Tris strode down the flagstone path and out through the university gates without so much as a backward glance at the glory of white stucco and marble that crowned the hill above the house. She thought that the university, called Heskalifos, was fine, in its own right, and its high point — the soaring tower known as Phakomathen — was pretty, but there were perfectly good universities in the north. She was on her way to see the true glory of Tharios, its glassmakers. Let her teacher, Niko, join their hostess, Jumshida, and many other learned mages and apprentices in their long-winded, long-lasting presentations on the nature of any and all vision magics. Tris, on the other hand, was interested in the kind of visual magic wrought by someone who held a blowpipe that bore molten glass on its end. At one of the many side entrances to the grounds of Heskalifos, Tris halted and scowled. Had Jumshida said to turn left or go straight once she was outside the university enclosure?
A girl her own age stood nearby at a loading dock, emptying the contents of a trash barrel into the back of a cart. The muscles of her arms stood out like steel cables. Though she was clearly female, she wore her hair cut off at one length at ear level, and the knee-length tunic worn by Tharian men. She was also extremely dirty.
“Excuse me,” Tris called to her. “Do you know the way to Achaya Square?”
The girl picked up the second barrel in a row of them and dumped its contents into her cart.
Tris cleared her throat and raised her voice. “I said, can you tell me the way to Achaya Square?”
The girl flicked her eyes toward Tris, then away. She dumped her empty barrel next to the others, and picked up a full one.
Well, thought Tris. She can hear me; she’s just being rude. She stalked over to the cart. “Don’t you people believe in courtesy to visitors?” she demanded crossly. “Or are all you Tharians so convinced that the world began here that you can’t be bothered to be polite?”
Though the barrel she had taken to the cart was still half full, the girl set it down and fixed her gaze on Tris’s toes. “You shenosi,” she said quietly, using the Tharian word for foreigners. “Don’t they have guidebooks where you come from?”
Tris’s scowl deepened. She was not particularly a patient girl. “I asked a simple question. And you can look at me if you’re going to be snippy.”

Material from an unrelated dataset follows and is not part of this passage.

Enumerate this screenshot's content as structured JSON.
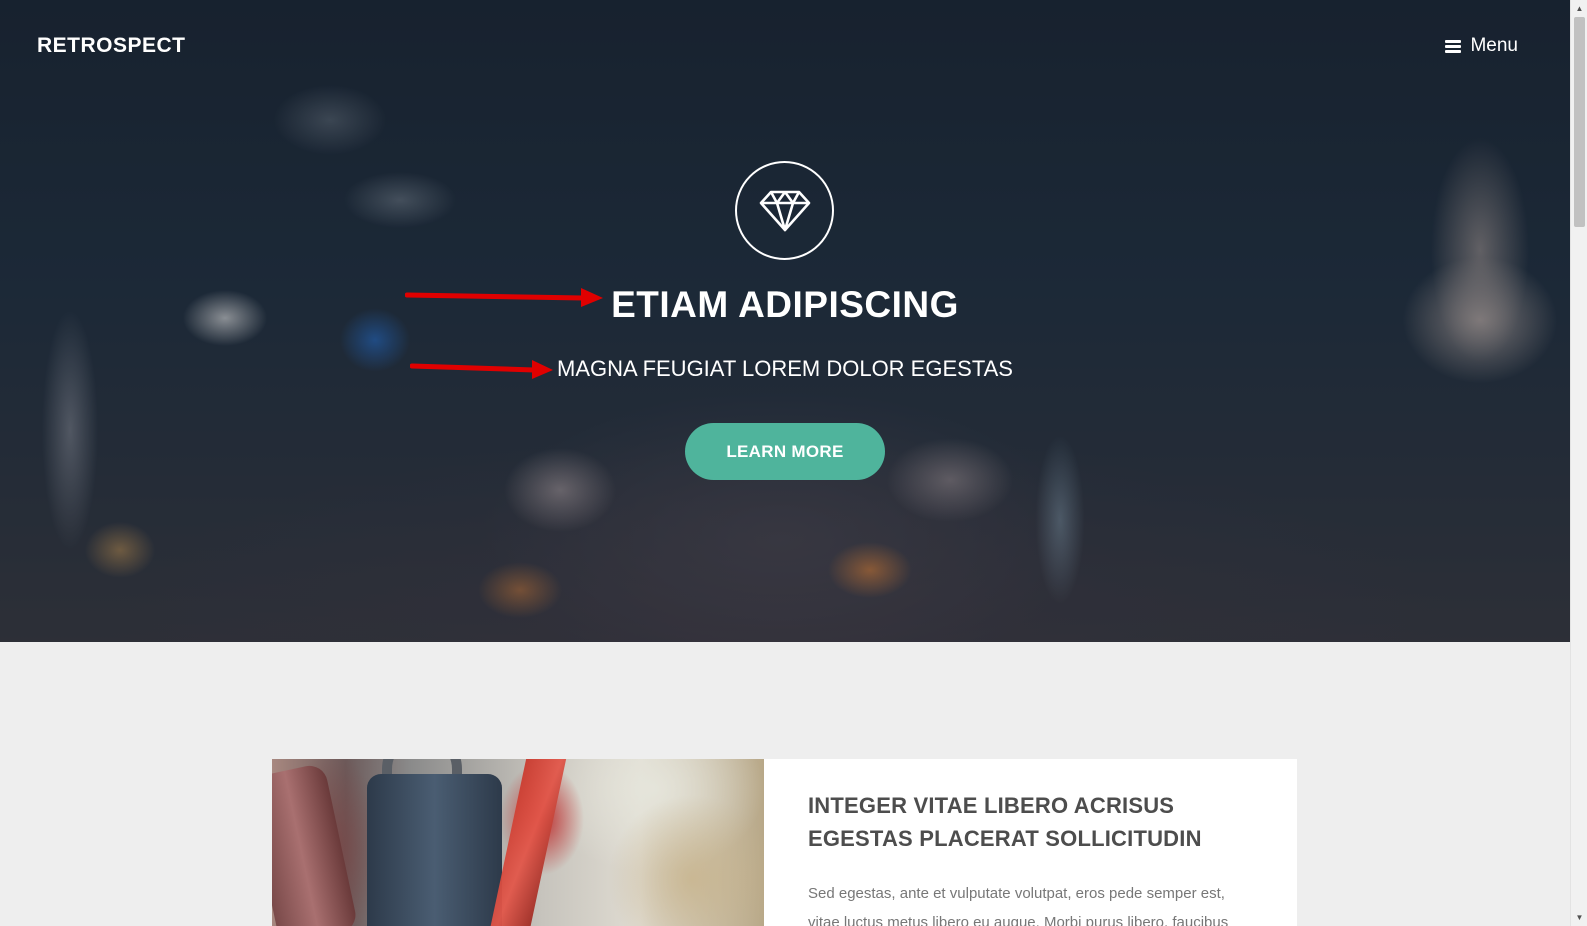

“Oh, it’s a simple enough question,” replied the girl, still soft-voiced, her eyes fixed on Tris’s no-nonsense shoes. “As simple as the way is if you just follow that long beak of yours. And I’ll give you some information for nothing, since you’re obviously too ignorant to live. You don’t talk to prathmuni, and prathmuni don’t talk to you. Prathmuni don’t exist.”
“What are prathmuni?” demanded Tris. She chose not to take offense at the remark about her nose. It was not her best feature and never had been.
“I am a prathmun,” retorted the girl. “My mother, my sisters, and my brothers are prathmuni. We’re untouchable, degraded, invisible. Am I getting through that thick northern skull yet?”
“Why?” asked Tris, curious now. This was far more interesting than a simple answer to her question. “Why should a prathmun be those things?”
The girl sighed, and rubbed her face with her hands, smearing more dirt into it. “We handle the bodies of the dead,” she told Tris wearily. “We skin and tan animal hides. We make shoes. We take out the night soil. But mostly, we handle the dead, which means we defile whatever we touch. If you don’t move along and a giladha—”
“What?” asked Tris.
“One of the visible people,” replied the girl. “If they see you talking to me, they’ll demand you get yourself ritually cleansed before you go anywhere or do anything. Now will you go away?” demanded the prathmun, impatient. “You’ll get cleansed, shenos, but I’ll be whipped.”